Caryophyllene is a special terpene. This gem packs a spicy punch very much like that of fresh black pepper, making it easily recognizable when present in flower. This terpene is also present in clove and cinnamon and these distinct smells are often found in strains with a higher abundance of caryophyllene. It is not uncommon for citrusy, musky scents to be found in these strains as well. 

This terpene is especially interesting because it is the only one known to activate cannabinoid receptors in our bodies, specifically CB2 receptors. Our bodies contain two types of receptors – CB1 and CB2. When THC is consumed, it primarily binds to CB1 receptors, which are part of our brain and nervous system. CB2 receptors are found in secondary organs. Caryophyllene’s ability to bind to these secondary receptors gives this terpene its anti-inflammatory benefits. It has also been linked to pain relief and a study utilizing mice has shown that caryophyllene can lead to reduced alcohol intake, giving it the potential to treat addiction. 

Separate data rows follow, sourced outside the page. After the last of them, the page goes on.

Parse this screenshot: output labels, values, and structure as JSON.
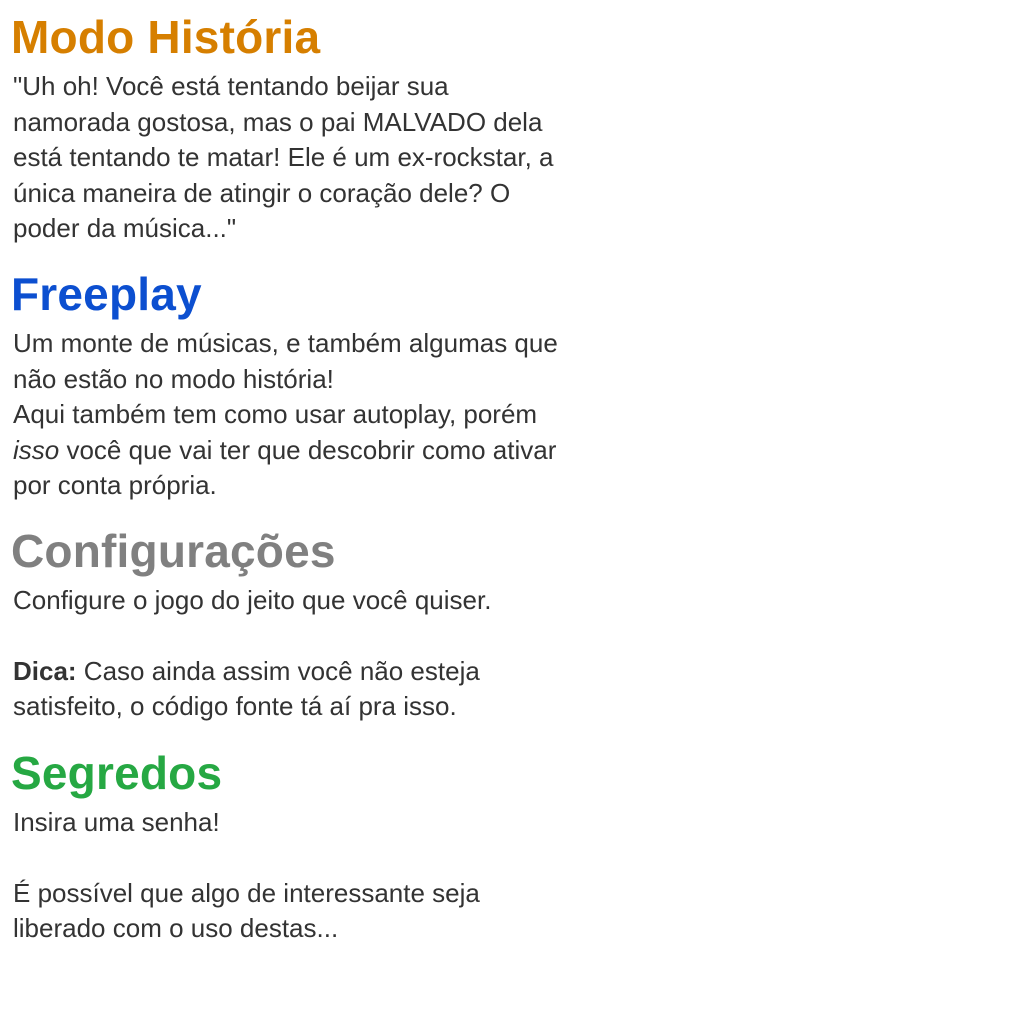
{
  "colors": {
    "story_heading": "#D67F00",
    "freeplay_heading": "#0C4FD0",
    "config_heading": "#808080",
    "secrets_heading": "#26A843",
    "body_text": "#333333"
  },
  "story": {
    "title": "Modo História",
    "lines": [
      "\"Uh oh! Você está tentando beijar sua",
      "namorada gostosa, mas o pai MALVADO dela",
      "está tentando te matar! Ele é um ex-rockstar, a",
      "única maneira de atingir o coração dele? O",
      "poder da música...\""
    ]
  },
  "freeplay": {
    "title": "Freeplay",
    "lines": [
      "Um monte de músicas, e também algumas que",
      "não estão no modo história!",
      "Aqui também tem como usar autoplay, porém"
    ],
    "line4_em": "isso",
    "line4_rest": " você que vai ter que descobrir como ativar",
    "line5": "por conta própria."
  },
  "config": {
    "title": "Configurações",
    "line1": "Configure o jogo do jeito que você quiser.",
    "tip_label": "Dica:",
    "tip_rest": " Caso ainda assim você não esteja",
    "tip_line2": "satisfeito, o código fonte tá aí pra isso."
  },
  "secrets": {
    "title": "Segredos",
    "line1": "Insira uma senha!",
    "line2": "É possível que algo de interessante seja",
    "line3": "liberado com o uso destas..."
  }
}
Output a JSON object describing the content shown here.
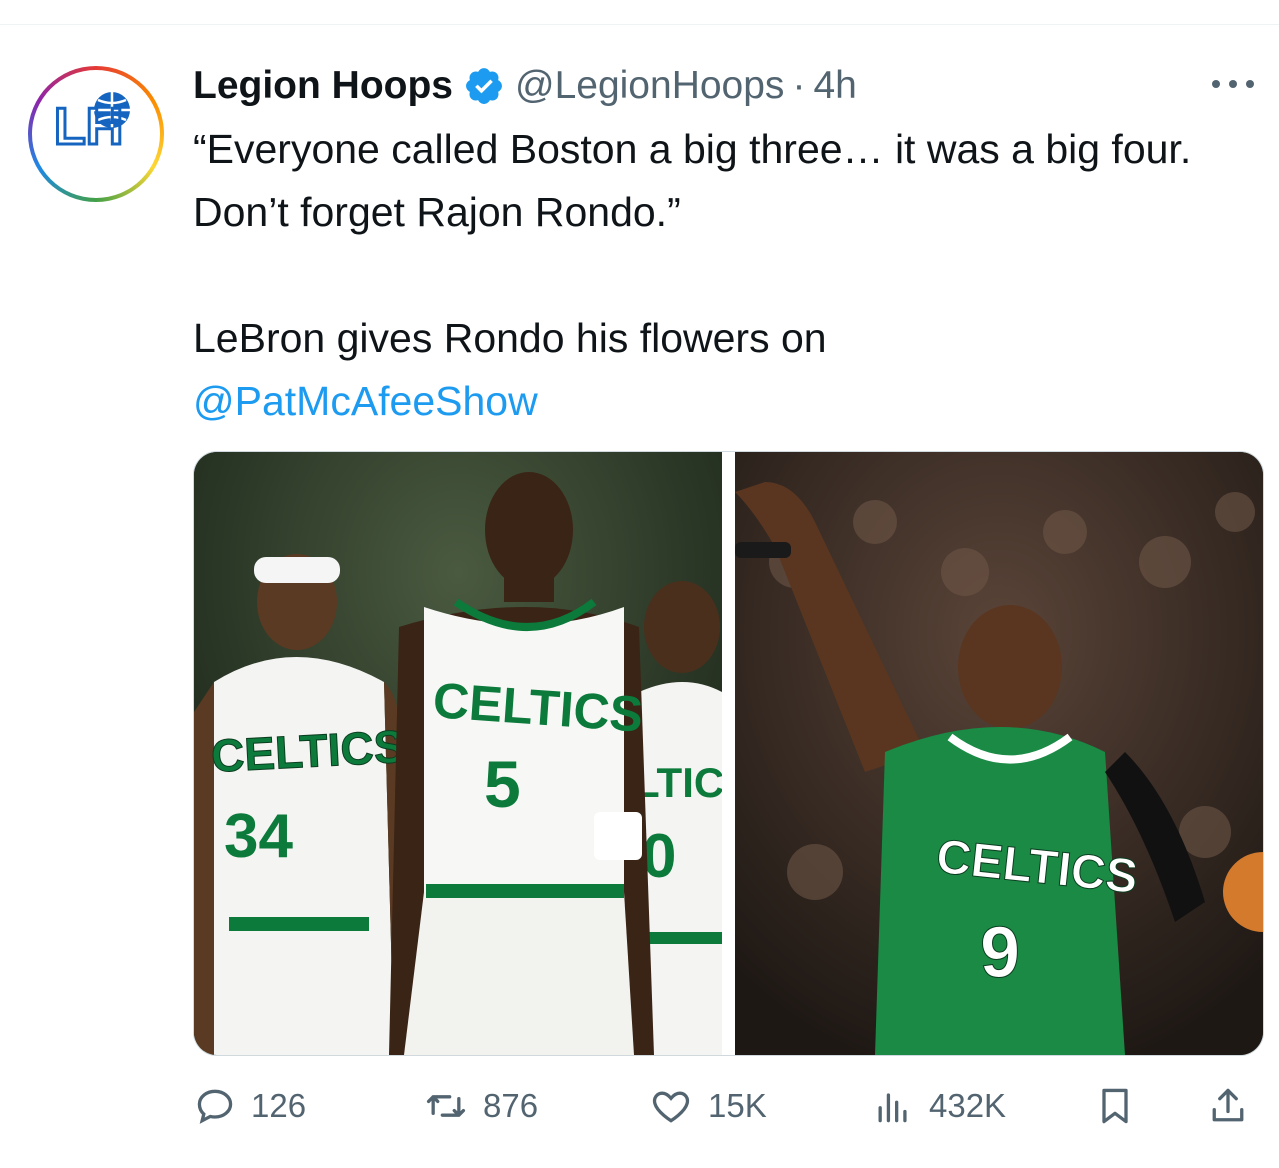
{
  "tweet": {
    "author_name": "Legion Hoops",
    "handle": "@LegionHoops",
    "separator": "·",
    "time": "4h",
    "avatar_text": "LH",
    "text_line1": "“Everyone called Boston a big three… it was a big four. Don’t forget Rajon Rondo.”",
    "text_line2": "LeBron gives Rondo his flowers on",
    "mention": "@PatMcAfeeShow"
  },
  "media": {
    "left_photo": {
      "jersey_word": "CELTICS",
      "players": [
        {
          "number": "34"
        },
        {
          "number": "5"
        },
        {
          "number": "0",
          "word_partial": "LTICS"
        }
      ]
    },
    "right_photo": {
      "jersey_word": "CELTICS",
      "number": "9"
    }
  },
  "stats": {
    "replies": "126",
    "retweets": "876",
    "likes": "15K",
    "views": "432K"
  },
  "icons": {
    "reply": "reply-icon",
    "retweet": "retweet-icon",
    "like": "heart-icon",
    "views": "views-icon",
    "bookmark": "bookmark-icon",
    "share": "share-icon",
    "verified": "verified-badge-icon",
    "more": "more-icon"
  },
  "colors": {
    "link": "#1d9bf0",
    "muted": "#536471",
    "celtics_green": "#0b7a3b",
    "verified_blue": "#1d9bf0"
  }
}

Some popular strains with higher concentrations of this unique terpene are Girl Scout Cookies, Sour Diesel, and Bubba Kush. Interestingly, the Cookies family as a whole tends to have high concentrations of caryophyllene. Due to its spicy and musky smell profile as well as its anti-inflammatory benefits, caryophyllene is perfect for use in topicals and salves. As an added bonus, this terpene is also believed to provide relief of anxiety and depression. If you enjoy the flavor and scent profile of myrcene and limonene, this could be a new favorite because it possesses some of the muskiness of myrcene as well as some of the fresh, citrusy characteristics of limonene.